When co-signing on a loan you enter into an agreement to become responsible for the re-payment of the loan, including the late and legal fees, if the borrower defaults. However, the financial institution can lawfully go after the co-signer at any time.
If you do agree to co-sign on a loan for someone, you can request that the lender agrees that it will refrain from collecting from you unless the primary borrower defaults. Additionally, you can request that your co-signer agreement includes that your liability is limited to the unpaid principal and not any late or legal fees.
Upon co-signing you may have to provide financial documents to the lender just as the primary borrower and you will assume the same legal responsibility for the repayment of the debt as the borrower. Remember that any late payments will affect your credit as well.
The following loan interests are tax deductible, either fully or partially:
Education-related loan interest
Business loan interest
Investment loan interest
Mortgage loan interest
The IRS annually releases its Required Amendments (RA) list, which includes changes that individually designed retirement plans may need to make in order to remain qualified under the Internal Revenue Code. The most recent RA list was released via Notice 2017-72, which contains changes not only to the qualification requirements for individually designed plans but also to the deadline for amending the plans. There are two categories: Part A and Part B.
Part A: Likely Amendments
Two changes were made in 2017 to:
- Cash balance/hybrid plans
- Eligible cooperative plans or eligible charity plans
Part B: Unlikely Amendments
The 2017 RA list addresses: partial annuity distribution for defined benefit pension plans
Read the entire article here >>
The following countries may recalculate fares to their own currency when purchasing with American Airlines®: Brazil, Canada, Chile, Colombia, Mexico, U.K. The other countries’ fares are calculated in USD. If you buy fares on the AAdvantage® website using your credit card and you aren’t an AAdvantage® member, you should choose the country where your credit card was issued, as local currency and applicable fares may be used.
It is summer and many plan to travel either in the US or to foreign countries. You will take cash, credit or debit cards and, maybe, traveler’s checks with you while on vacation. How will you keep your money and IDs safe? The safety tips below provide a bit of information that can help with that…
Always be alert to your surroundings. Do an online research of the areas you plan to travel to.
Keep your IDs, smartphones, wallet and valuables close to you and secured.

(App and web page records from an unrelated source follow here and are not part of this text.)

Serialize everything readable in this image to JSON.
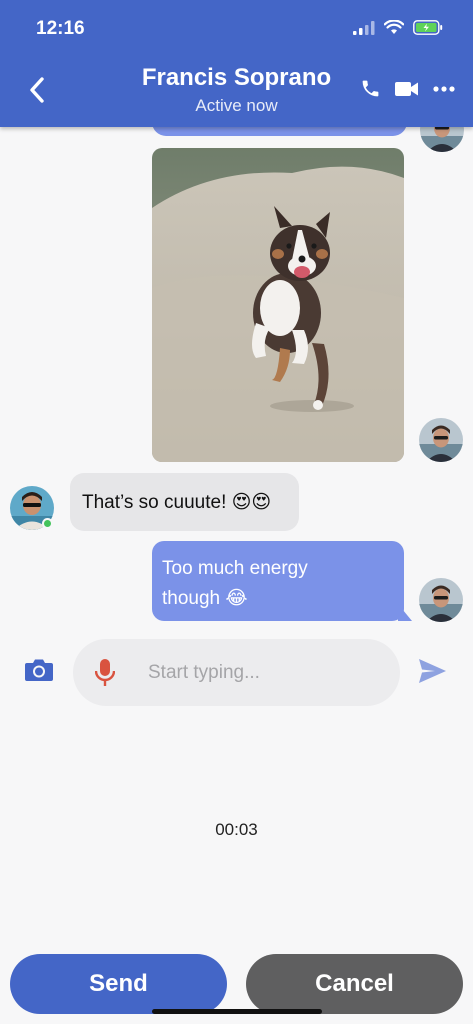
{
  "status_bar": {
    "time": "12:16"
  },
  "header": {
    "title": "Francis Soprano",
    "subtitle": "Active now",
    "background": "#4466c7",
    "icons": [
      "back-chevron",
      "phone",
      "video-camera",
      "more-horizontal"
    ]
  },
  "messages": {
    "incoming_text": "That’s so cuuute! 😍😍",
    "outgoing_line1": "Too much energy",
    "outgoing_line2": "though 😂",
    "outgoing_bubble_color": "#7b92e8",
    "incoming_bubble_color": "#e6e6e8"
  },
  "composer": {
    "placeholder": "Start typing...",
    "icons": [
      "camera",
      "microphone",
      "send-arrow"
    ]
  },
  "recording": {
    "timer": "00:03"
  },
  "actions": {
    "send_label": "Send",
    "cancel_label": "Cancel"
  }
}
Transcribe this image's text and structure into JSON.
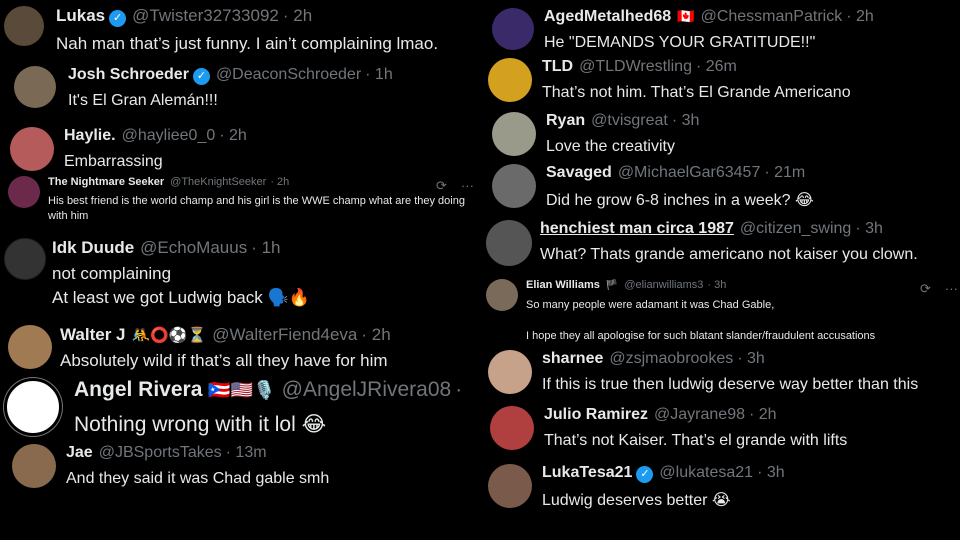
{
  "left": [
    {
      "name": "Lukas",
      "handle": "@Twister32733092",
      "time": "· 2h",
      "text": "Nah man that’s just funny. I ain’t complaining lmao.",
      "verified": true,
      "avatar_color": "#5a4a3a"
    },
    {
      "name": "Josh Schroeder",
      "handle": "@DeaconSchroeder",
      "time": "· 1h",
      "text": "It's El Gran Alemán!!!",
      "verified": true,
      "avatar_color": "#7a6a55"
    },
    {
      "name": "Haylie.",
      "handle": "@hayliee0_0",
      "time": "· 2h",
      "text": "Embarrassing",
      "verified": false,
      "avatar_color": "#b55b5b"
    },
    {
      "name": "The Nightmare Seeker",
      "handle": "@TheKnightSeeker",
      "time": "· 2h",
      "text": "His best friend is the world champ and his girl is the WWE champ what are they doing with him",
      "verified": false,
      "avatar_color": "#6b2a4a"
    },
    {
      "name": "Idk Duude",
      "handle": "@EchoMauus",
      "time": "· 1h",
      "line1": "not complaining",
      "line2": "At least we got Ludwig back 🗣️🔥",
      "verified": false,
      "avatar_color": "#333333"
    },
    {
      "name": "Walter J",
      "emoji": "🤼⭕⚽⏳",
      "handle": "@WalterFiend4eva",
      "time": "· 2h",
      "text": "Absolutely wild if that’s all they have for him",
      "verified": false,
      "avatar_color": "#a07a52"
    },
    {
      "name": "Angel Rivera",
      "emoji": "🇵🇷🇺🇸🎙️",
      "handle": "@AngelJRivera08",
      "time": "·",
      "text": "Nothing wrong with it lol 😂",
      "verified": false,
      "avatar_color": "#ffffff"
    },
    {
      "name": "Jae",
      "handle": "@JBSportsTakes",
      "time": "· 13m",
      "text": "And they said it was Chad gable smh",
      "verified": false,
      "avatar_color": "#8a6a4e"
    }
  ],
  "right": [
    {
      "name": "AgedMetalhed68",
      "emoji": "🇨🇦",
      "handle": "@ChessmanPatrick",
      "time": "· 2h",
      "text": "He \"DEMANDS YOUR GRATITUDE!!\"",
      "verified": false,
      "avatar_color": "#3a2a6a"
    },
    {
      "name": "TLD",
      "handle": "@TLDWrestling",
      "time": "· 26m",
      "text": "That’s not him. That’s El Grande Americano",
      "verified": false,
      "avatar_color": "#d4a020"
    },
    {
      "name": "Ryan",
      "handle": "@tvisgreat",
      "time": "· 3h",
      "text": "Love the creativity",
      "verified": false,
      "avatar_color": "#9a9a8a"
    },
    {
      "name": "Savaged",
      "handle": "@MichaelGar63457",
      "time": "· 21m",
      "text": "Did he grow 6-8 inches in a week? 😂",
      "verified": false,
      "avatar_color": "#6a6a6a"
    },
    {
      "name": "henchiest man circa 1987",
      "handle": "@citizen_swing",
      "time": "· 3h",
      "text": "What? Thats grande americano not kaiser you clown.",
      "verified": false,
      "avatar_color": "#555555"
    },
    {
      "name": "Elian Williams",
      "emoji": "🏴",
      "handle": "@elianwilliams3",
      "time": "· 3h",
      "line1": "So many people were adamant it was Chad Gable,",
      "line2": "I hope they all apologise for such blatant slander/fraudulent accusations",
      "verified": false,
      "avatar_color": "#7a6a5a"
    },
    {
      "name": "sharnee",
      "handle": "@zsjmaobrookes",
      "time": "· 3h",
      "text": "If this is true then ludwig deserve way better than this",
      "verified": false,
      "avatar_color": "#c7a28a"
    },
    {
      "name": "Julio Ramirez",
      "handle": "@Jayrane98",
      "time": "· 2h",
      "text": "That’s not Kaiser. That’s el grande with lifts",
      "verified": false,
      "avatar_color": "#b04040"
    },
    {
      "name": "LukaTesa21",
      "handle": "@lukatesa21",
      "time": "· 3h",
      "text": "Ludwig deserves better 😭",
      "verified": true,
      "avatar_color": "#7a5a4a"
    }
  ],
  "icons": {
    "grok": "⟳",
    "more": "···",
    "verified_mark": "✓"
  }
}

Hotels offer safes in your room where you can store your valuables.
Don’t use public WiFi networks to access your bank or credit card accounts.
In some cases, you could open a separate bank or credit card account for that specific trip.
Check your accounts after you get back home. Sometimes, thieves may use your information later.
So, check your credit reports, credit card and bank accounts for signs of identity theft and report it immediately if you notice any suspicious activities.
Delinquencies on your accounts.
A delinquency is a payment that was made 30 or more days late. None or very few delinquencies on your account can cause your score to improve.
What You Can Do
Keep paying bills on time every month since it is important for maintaining a good credit score. If you remain behind with any payments, bring them current as soon as possible, and then make future payments on time. Over time, this will have a positive impact on your score. Continue reading Positive Score Factors
“Researchers have found that students who felt stressed financially had lower grades than those who did not.”
Credit card debt can add an extra financial stress on students. Normally, credit cards have a higher interest rate than other types of loans. A student with higher credit card debt may have to work extra hours in order to make the monthly payments, thus reducing the time for studying which may affect the performance in school. As credit cards are very useful at times, spending should be done responsibly, so it doesn’t accumulate debt that you cannot pay.
Plan your strategy. As annoying as it seems to be analyzing all details of each credit card and loan you owe, you must do it and preferably write down the numbers.
- Decide which debt you want to pay first: the high interest rate or the lowest balance
- For those debts, decide how much above the required minimum you can afford to pay each month. This will determine how fast those debts will be paid off.
- For other debts, setup automatic monthly payments
If you cannot afford to make the total monthly payments towards your debt, you may want to consider professional advise from a credit counseling company or a bankruptcy attorney
What is Credit Utilization Rate?
It is the percentage determined by dividing how much you owe and your credit limit.
Your Credit Utilization Rate = Your Total Debt / Your Total Available Credit
Determine how much you owe. Start with making a list with the following items:
- all your debts, including mortgage, vehicle loans, student loans, other types of loans, accounts in collection, credit cards
- for each loan, note the interest rate and the monthly payment
- for each credit card, note the interest and the minimum monthly payment
- Add the monthly loan payments and the minimum credit card payments to determine the minimum amount you owe every month.